It was one he not just took on, but mastered, with his efforts winning him a BAFTA, a Golden Globe and ultimately the Oscar for Best Actor at this year’s Academy Awards. And he used the occasion to thank the family of the man he portrayed, a man he says has inspired him with his positive thinking, his determination and spirit, despite being severely handicapped since he was afflicted with motor neurone disease in his early twenties.
Q: You’re used to being in the public eye but a movie of your life is a very personal thing – what was your reaction on learning about it?
A: I was rather surprised that a major film company should want to make a film about me. At first, I was worried because it was based on a book by my ex-wife, Jane, but I was reassured when I read the script, and even more when I saw a first cut of the film.
It was surprisingly honest about our marriage, and my fight with ALS, or motor neurone disease
Q: Give us your thoughts on Eddie Redmayne’s portrayal of you.
A: I thought Eddie Redmayne portrayed me very well. He spent time with ALS sufferers so he could be authentic. At times, I thought he was me.
Q: How did Felicity fare as Jane?
A: Felicity made a very charming Jane.
Q: Your overall impression of the film?
A: To my surprise, I was very impressed by the film and by Eddie’s commitment.
Q: Do you understand people’s interests in your story?
A: It’s a human interest story, success against the odds. It shows that disability can be no handicap.
Q: What did you think of Anthony’s script?
A: I liked the script. It reflects our struggle to bring up three children in normality, despite my disability. But that placed a great strain on our marriage.
Q: Is filmmaking a process you know much about or are interested in?
A: I’m very interested in film making. It’s telling a story, fiction or non-fiction. I have been filmed quite a lot. Contrary to popular belief, filming isn’t glamorous. It can be wearingly repetitious, as the same shot is taken over and over again.
Q: Did you visit the set? How did it strike you?
A: I visited during the May Ball scene. It was spectacular, especially the fireworks.

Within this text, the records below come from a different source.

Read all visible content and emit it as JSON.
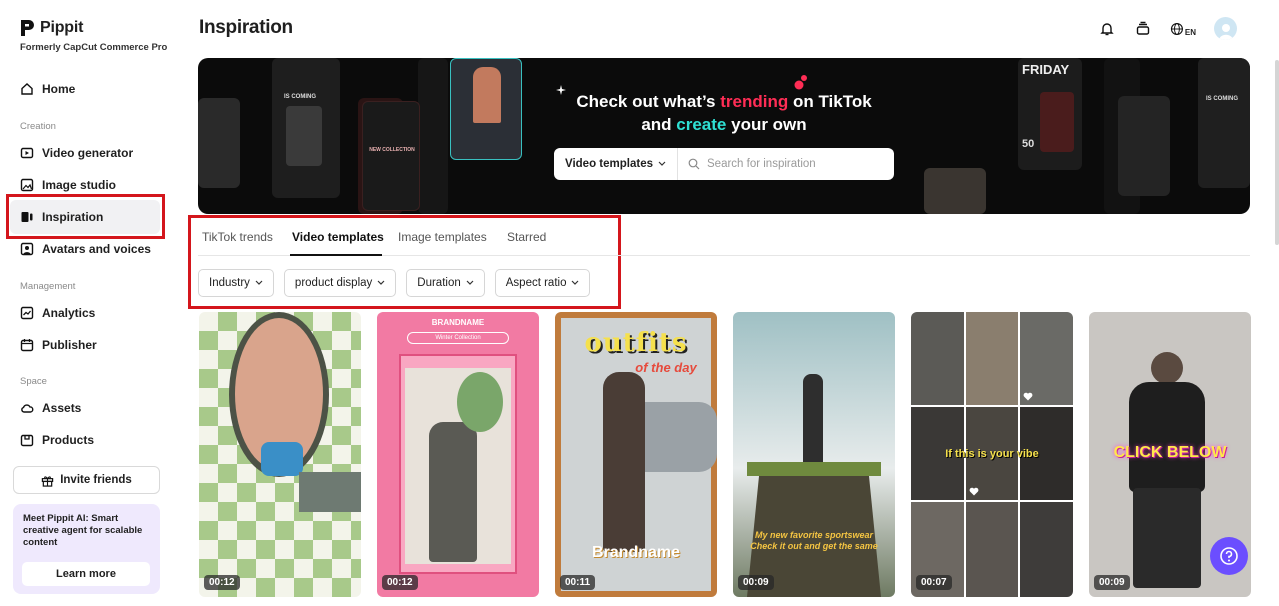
{
  "brand": {
    "name": "Pippit",
    "subtitle": "Formerly CapCut Commerce Pro"
  },
  "sidebar": {
    "home": "Home",
    "sections": {
      "creation": "Creation",
      "management": "Management",
      "space": "Space"
    },
    "creation_items": [
      "Video generator",
      "Image studio",
      "Inspiration",
      "Avatars and voices"
    ],
    "management_items": [
      "Analytics",
      "Publisher"
    ],
    "space_items": [
      "Assets",
      "Products"
    ],
    "invite": "Invite friends",
    "promo_text": "Meet Pippit AI: Smart creative agent for scalable content",
    "promo_button": "Learn more"
  },
  "header": {
    "title": "Inspiration",
    "lang": "EN"
  },
  "banner": {
    "line1_pre": "Check out what’s ",
    "line1_highlight": "trending",
    "line1_post": " on TikTok",
    "line2_pre": "and ",
    "line2_highlight": "create",
    "line2_post": " your own",
    "search_select": "Video templates",
    "search_placeholder": "Search for inspiration",
    "tile_text": {
      "coming": "IS COMING",
      "friday": "FRIDAY",
      "fifty": "50",
      "new_collection": "NEW COLLECTION"
    }
  },
  "tabs": [
    "TikTok trends",
    "Video templates",
    "Image templates",
    "Starred"
  ],
  "filters": [
    "Industry",
    "product display",
    "Duration",
    "Aspect ratio"
  ],
  "cards": [
    {
      "duration": "00:12"
    },
    {
      "duration": "00:12",
      "brand": "BRANDNAME",
      "search": "Winter Collection"
    },
    {
      "duration": "00:11",
      "title": "outfits",
      "sub": "of the day",
      "footer": "Brandname"
    },
    {
      "duration": "00:09",
      "caption": "My new favorite sportswear Check it out and get the same"
    },
    {
      "duration": "00:07",
      "caption": "If this is your vibe"
    },
    {
      "duration": "00:09",
      "caption": "CLICK BELOW"
    }
  ],
  "colors": {
    "accent_red": "#d4161c",
    "help_purple": "#6b4eff",
    "trending": "#ff2d55",
    "create": "#2fe0d3"
  }
}
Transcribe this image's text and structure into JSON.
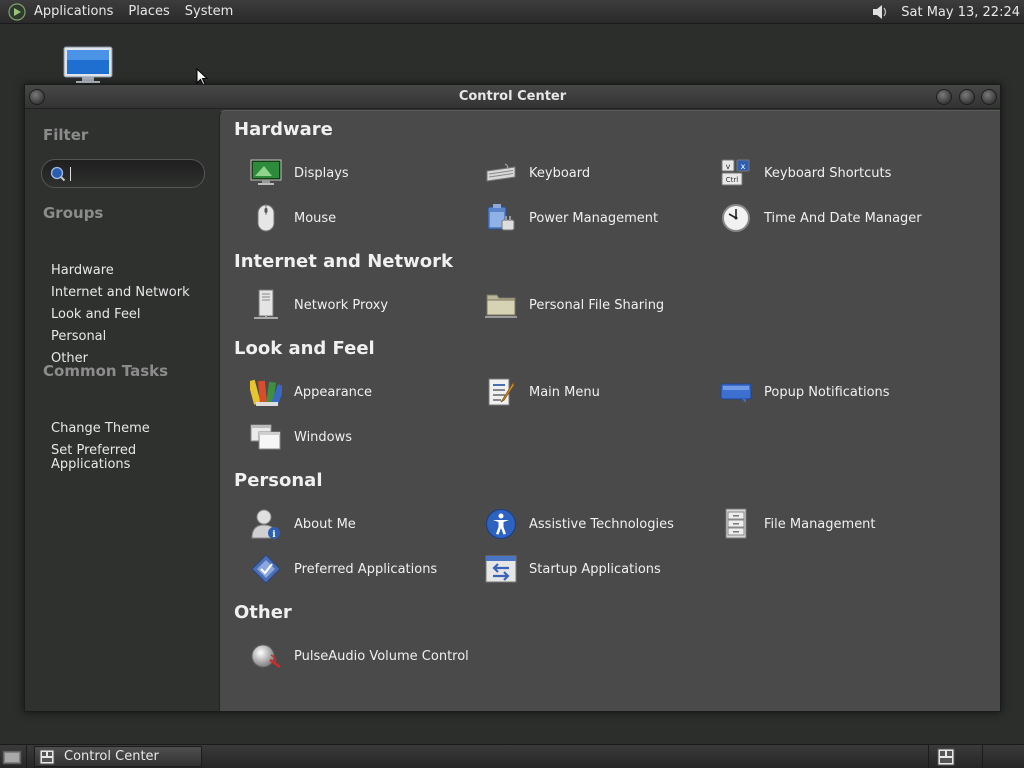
{
  "top_panel": {
    "menus": [
      "Applications",
      "Places",
      "System"
    ],
    "clock": "Sat May 13, 22:24",
    "icons": {
      "logo": "gnome-foot-icon",
      "volume": "speaker-icon"
    }
  },
  "window": {
    "title": "Control Center"
  },
  "sidebar": {
    "filter_heading": "Filter",
    "search": {
      "value": "",
      "placeholder": ""
    },
    "groups_heading": "Groups",
    "groups": [
      "Hardware",
      "Internet and Network",
      "Look and Feel",
      "Personal",
      "Other"
    ],
    "tasks_heading": "Common Tasks",
    "tasks": [
      "Change Theme",
      "Set Preferred Applications"
    ]
  },
  "sections": {
    "hardware": {
      "title": "Hardware",
      "items": [
        "Displays",
        "Keyboard",
        "Keyboard Shortcuts",
        "Mouse",
        "Power Management",
        "Time And Date Manager"
      ]
    },
    "internet": {
      "title": "Internet and Network",
      "items": [
        "Network Proxy",
        "Personal File Sharing"
      ]
    },
    "look": {
      "title": "Look and Feel",
      "items": [
        "Appearance",
        "Main Menu",
        "Popup Notifications",
        "Windows"
      ]
    },
    "personal": {
      "title": "Personal",
      "items": [
        "About Me",
        "Assistive Technologies",
        "File Management",
        "Preferred Applications",
        "Startup Applications"
      ]
    },
    "other": {
      "title": "Other",
      "items": [
        "PulseAudio Volume Control"
      ]
    }
  },
  "bottom_panel": {
    "task_label": "Control Center"
  },
  "colors": {
    "panel": "#2e2e2e",
    "sidebar": "#2f312f",
    "content": "#4a4a4a",
    "text": "#f0f0f0",
    "muted_heading": "#8c8c8c"
  }
}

Q: What was your reaction on seeing the film itself?
A: A friend who saw the trailer, said it made her cry. I think the film will have a big emotional impact.